== Segment start ==

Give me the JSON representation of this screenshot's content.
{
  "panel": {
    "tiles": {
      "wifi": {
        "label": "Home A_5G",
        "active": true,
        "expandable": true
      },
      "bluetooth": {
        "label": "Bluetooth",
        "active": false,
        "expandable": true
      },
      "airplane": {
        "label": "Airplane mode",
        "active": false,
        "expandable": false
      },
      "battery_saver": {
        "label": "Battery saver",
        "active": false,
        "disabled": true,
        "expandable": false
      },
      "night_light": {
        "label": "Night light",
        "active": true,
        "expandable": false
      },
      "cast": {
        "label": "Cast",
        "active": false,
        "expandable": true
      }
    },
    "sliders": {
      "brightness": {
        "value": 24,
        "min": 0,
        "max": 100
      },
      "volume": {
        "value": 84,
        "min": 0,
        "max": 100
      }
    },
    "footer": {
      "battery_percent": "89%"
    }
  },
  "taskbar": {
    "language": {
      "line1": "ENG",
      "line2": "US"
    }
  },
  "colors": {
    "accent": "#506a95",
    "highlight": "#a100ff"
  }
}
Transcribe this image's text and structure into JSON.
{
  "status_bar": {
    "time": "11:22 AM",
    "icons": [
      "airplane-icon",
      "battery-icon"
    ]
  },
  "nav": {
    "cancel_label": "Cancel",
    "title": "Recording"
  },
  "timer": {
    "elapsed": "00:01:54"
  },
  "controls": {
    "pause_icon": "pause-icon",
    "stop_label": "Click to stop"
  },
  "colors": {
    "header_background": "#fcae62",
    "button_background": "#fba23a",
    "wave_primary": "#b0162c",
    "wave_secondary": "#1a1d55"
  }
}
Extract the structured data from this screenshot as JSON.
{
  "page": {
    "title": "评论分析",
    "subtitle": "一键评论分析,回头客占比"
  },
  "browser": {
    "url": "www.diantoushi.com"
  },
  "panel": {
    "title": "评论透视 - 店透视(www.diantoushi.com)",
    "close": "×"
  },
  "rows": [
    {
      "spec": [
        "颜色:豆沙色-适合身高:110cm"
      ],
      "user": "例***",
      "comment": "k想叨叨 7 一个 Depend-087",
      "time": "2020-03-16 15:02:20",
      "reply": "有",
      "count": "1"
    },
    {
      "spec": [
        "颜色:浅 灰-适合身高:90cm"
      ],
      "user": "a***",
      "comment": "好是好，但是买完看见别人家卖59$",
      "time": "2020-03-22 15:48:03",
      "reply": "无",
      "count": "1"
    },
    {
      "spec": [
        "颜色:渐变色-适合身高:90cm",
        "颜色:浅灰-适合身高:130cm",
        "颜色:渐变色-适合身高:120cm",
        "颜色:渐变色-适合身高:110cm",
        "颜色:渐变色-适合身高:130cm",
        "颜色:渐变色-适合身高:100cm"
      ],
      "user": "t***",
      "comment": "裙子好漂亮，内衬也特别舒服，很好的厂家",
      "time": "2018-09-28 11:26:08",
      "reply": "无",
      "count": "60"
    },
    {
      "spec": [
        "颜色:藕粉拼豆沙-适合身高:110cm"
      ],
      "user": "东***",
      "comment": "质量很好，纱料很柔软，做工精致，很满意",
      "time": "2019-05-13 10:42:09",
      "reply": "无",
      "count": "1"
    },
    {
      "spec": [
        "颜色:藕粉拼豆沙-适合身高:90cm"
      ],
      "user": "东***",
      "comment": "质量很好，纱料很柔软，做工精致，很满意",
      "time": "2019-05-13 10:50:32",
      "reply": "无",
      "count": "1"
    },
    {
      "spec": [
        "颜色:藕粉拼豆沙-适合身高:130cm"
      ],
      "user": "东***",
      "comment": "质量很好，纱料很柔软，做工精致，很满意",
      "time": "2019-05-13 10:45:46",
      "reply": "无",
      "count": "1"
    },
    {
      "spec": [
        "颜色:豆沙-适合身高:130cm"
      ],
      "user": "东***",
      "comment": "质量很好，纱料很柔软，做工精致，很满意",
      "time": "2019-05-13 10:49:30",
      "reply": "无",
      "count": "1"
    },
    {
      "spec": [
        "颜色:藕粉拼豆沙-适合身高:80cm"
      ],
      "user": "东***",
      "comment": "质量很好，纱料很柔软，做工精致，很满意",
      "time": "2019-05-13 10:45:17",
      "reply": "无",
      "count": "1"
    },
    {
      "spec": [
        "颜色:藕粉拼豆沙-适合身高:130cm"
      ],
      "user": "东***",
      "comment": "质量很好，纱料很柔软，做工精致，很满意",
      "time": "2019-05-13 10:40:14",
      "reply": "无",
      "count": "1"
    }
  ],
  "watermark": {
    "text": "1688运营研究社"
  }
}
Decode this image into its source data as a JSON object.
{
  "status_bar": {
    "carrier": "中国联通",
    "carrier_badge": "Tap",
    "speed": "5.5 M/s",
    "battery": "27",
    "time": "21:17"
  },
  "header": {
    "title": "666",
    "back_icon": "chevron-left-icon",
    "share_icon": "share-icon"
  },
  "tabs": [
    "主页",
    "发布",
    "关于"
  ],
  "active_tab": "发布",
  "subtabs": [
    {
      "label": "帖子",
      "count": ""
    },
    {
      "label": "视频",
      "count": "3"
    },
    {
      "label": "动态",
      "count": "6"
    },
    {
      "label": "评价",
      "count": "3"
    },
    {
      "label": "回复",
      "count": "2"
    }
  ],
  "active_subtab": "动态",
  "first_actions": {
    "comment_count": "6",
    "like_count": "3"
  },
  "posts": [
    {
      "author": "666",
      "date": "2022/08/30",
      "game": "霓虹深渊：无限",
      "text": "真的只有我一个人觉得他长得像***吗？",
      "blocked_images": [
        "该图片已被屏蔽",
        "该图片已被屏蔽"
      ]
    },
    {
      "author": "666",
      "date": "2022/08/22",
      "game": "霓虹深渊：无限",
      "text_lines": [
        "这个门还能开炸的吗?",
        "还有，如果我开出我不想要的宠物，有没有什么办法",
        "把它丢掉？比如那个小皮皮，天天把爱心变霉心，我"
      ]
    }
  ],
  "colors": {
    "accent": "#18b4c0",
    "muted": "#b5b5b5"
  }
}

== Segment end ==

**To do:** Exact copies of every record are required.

**Final answer:**
Give me the JSON representation of this screenshot's content.
{
  "panel": {
    "tiles": {
      "wifi": {
        "label": "Home A_5G",
        "active": true,
        "expandable": true
      },
      "bluetooth": {
        "label": "Bluetooth",
        "active": false,
        "expandable": true
      },
      "airplane": {
        "label": "Airplane mode",
        "active": false,
        "expandable": false
      },
      "battery_saver": {
        "label": "Battery saver",
        "active": false,
        "disabled": true,
        "expandable": false
      },
      "night_light": {
        "label": "Night light",
        "active": true,
        "expandable": false
      },
      "cast": {
        "label": "Cast",
        "active": false,
        "expandable": true
      }
    },
    "sliders": {
      "brightness": {
        "value": 24,
        "min": 0,
        "max": 100
      },
      "volume": {
        "value": 84,
        "min": 0,
        "max": 100
      }
    },
    "footer": {
      "battery_percent": "89%"
    }
  },
  "taskbar": {
    "language": {
      "line1": "ENG",
      "line2": "US"
    }
  },
  "colors": {
    "accent": "#506a95",
    "highlight": "#a100ff"
  }
}
Transcribe this image's text and structure into JSON.
{
  "status_bar": {
    "time": "11:22 AM",
    "icons": [
      "airplane-icon",
      "battery-icon"
    ]
  },
  "nav": {
    "cancel_label": "Cancel",
    "title": "Recording"
  },
  "timer": {
    "elapsed": "00:01:54"
  },
  "controls": {
    "pause_icon": "pause-icon",
    "stop_label": "Click to stop"
  },
  "colors": {
    "header_background": "#fcae62",
    "button_background": "#fba23a",
    "wave_primary": "#b0162c",
    "wave_secondary": "#1a1d55"
  }
}
Extract the structured data from this screenshot as JSON.
{
  "page": {
    "title": "评论分析",
    "subtitle": "一键评论分析,回头客占比"
  },
  "browser": {
    "url": "www.diantoushi.com"
  },
  "panel": {
    "title": "评论透视 - 店透视(www.diantoushi.com)",
    "close": "×"
  },
  "rows": [
    {
      "spec": [
        "颜色:豆沙色-适合身高:110cm"
      ],
      "user": "例***",
      "comment": "k想叨叨 7 一个 Depend-087",
      "time": "2020-03-16 15:02:20",
      "reply": "有",
      "count": "1"
    },
    {
      "spec": [
        "颜色:浅 灰-适合身高:90cm"
      ],
      "user": "a***",
      "comment": "好是好，但是买完看见别人家卖59$",
      "time": "2020-03-22 15:48:03",
      "reply": "无",
      "count": "1"
    },
    {
      "spec": [
        "颜色:渐变色-适合身高:90cm",
        "颜色:浅灰-适合身高:130cm",
        "颜色:渐变色-适合身高:120cm",
        "颜色:渐变色-适合身高:110cm",
        "颜色:渐变色-适合身高:130cm",
        "颜色:渐变色-适合身高:100cm"
      ],
      "user": "t***",
      "comment": "裙子好漂亮，内衬也特别舒服，很好的厂家",
      "time": "2018-09-28 11:26:08",
      "reply": "无",
      "count": "60"
    },
    {
      "spec": [
        "颜色:藕粉拼豆沙-适合身高:110cm"
      ],
      "user": "东***",
      "comment": "质量很好，纱料很柔软，做工精致，很满意",
      "time": "2019-05-13 10:42:09",
      "reply": "无",
      "count": "1"
    },
    {
      "spec": [
        "颜色:藕粉拼豆沙-适合身高:90cm"
      ],
      "user": "东***",
      "comment": "质量很好，纱料很柔软，做工精致，很满意",
      "time": "2019-05-13 10:50:32",
      "reply": "无",
      "count": "1"
    },
    {
      "spec": [
        "颜色:藕粉拼豆沙-适合身高:130cm"
      ],
      "user": "东***",
      "comment": "质量很好，纱料很柔软，做工精致，很满意",
      "time": "2019-05-13 10:45:46",
      "reply": "无",
      "count": "1"
    },
    {
      "spec": [
        "颜色:豆沙-适合身高:130cm"
      ],
      "user": "东***",
      "comment": "质量很好，纱料很柔软，做工精致，很满意",
      "time": "2019-05-13 10:49:30",
      "reply": "无",
      "count": "1"
    },
    {
      "spec": [
        "颜色:藕粉拼豆沙-适合身高:80cm"
      ],
      "user": "东***",
      "comment": "质量很好，纱料很柔软，做工精致，很满意",
      "time": "2019-05-13 10:45:17",
      "reply": "无",
      "count": "1"
    },
    {
      "spec": [
        "颜色:藕粉拼豆沙-适合身高:130cm"
      ],
      "user": "东***",
      "comment": "质量很好，纱料很柔软，做工精致，很满意",
      "time": "2019-05-13 10:40:14",
      "reply": "无",
      "count": "1"
    }
  ],
  "watermark": {
    "text": "1688运营研究社"
  }
}
Decode this image into its source data as a JSON object.
{
  "status_bar": {
    "carrier": "中国联通",
    "carrier_badge": "Tap",
    "speed": "5.5 M/s",
    "battery": "27",
    "time": "21:17"
  },
  "header": {
    "title": "666",
    "back_icon": "chevron-left-icon",
    "share_icon": "share-icon"
  },
  "tabs": [
    "主页",
    "发布",
    "关于"
  ],
  "active_tab": "发布",
  "subtabs": [
    {
      "label": "帖子",
      "count": ""
    },
    {
      "label": "视频",
      "count": "3"
    },
    {
      "label": "动态",
      "count": "6"
    },
    {
      "label": "评价",
      "count": "3"
    },
    {
      "label": "回复",
      "count": "2"
    }
  ],
  "active_subtab": "动态",
  "first_actions": {
    "comment_count": "6",
    "like_count": "3"
  },
  "posts": [
    {
      "author": "666",
      "date": "2022/08/30",
      "game": "霓虹深渊：无限",
      "text": "真的只有我一个人觉得他长得像***吗？",
      "blocked_images": [
        "该图片已被屏蔽",
        "该图片已被屏蔽"
      ]
    },
    {
      "author": "666",
      "date": "2022/08/22",
      "game": "霓虹深渊：无限",
      "text_lines": [
        "这个门还能开炸的吗?",
        "还有，如果我开出我不想要的宠物，有没有什么办法",
        "把它丢掉？比如那个小皮皮，天天把爱心变霉心，我"
      ]
    }
  ],
  "colors": {
    "accent": "#18b4c0",
    "muted": "#b5b5b5"
  }
}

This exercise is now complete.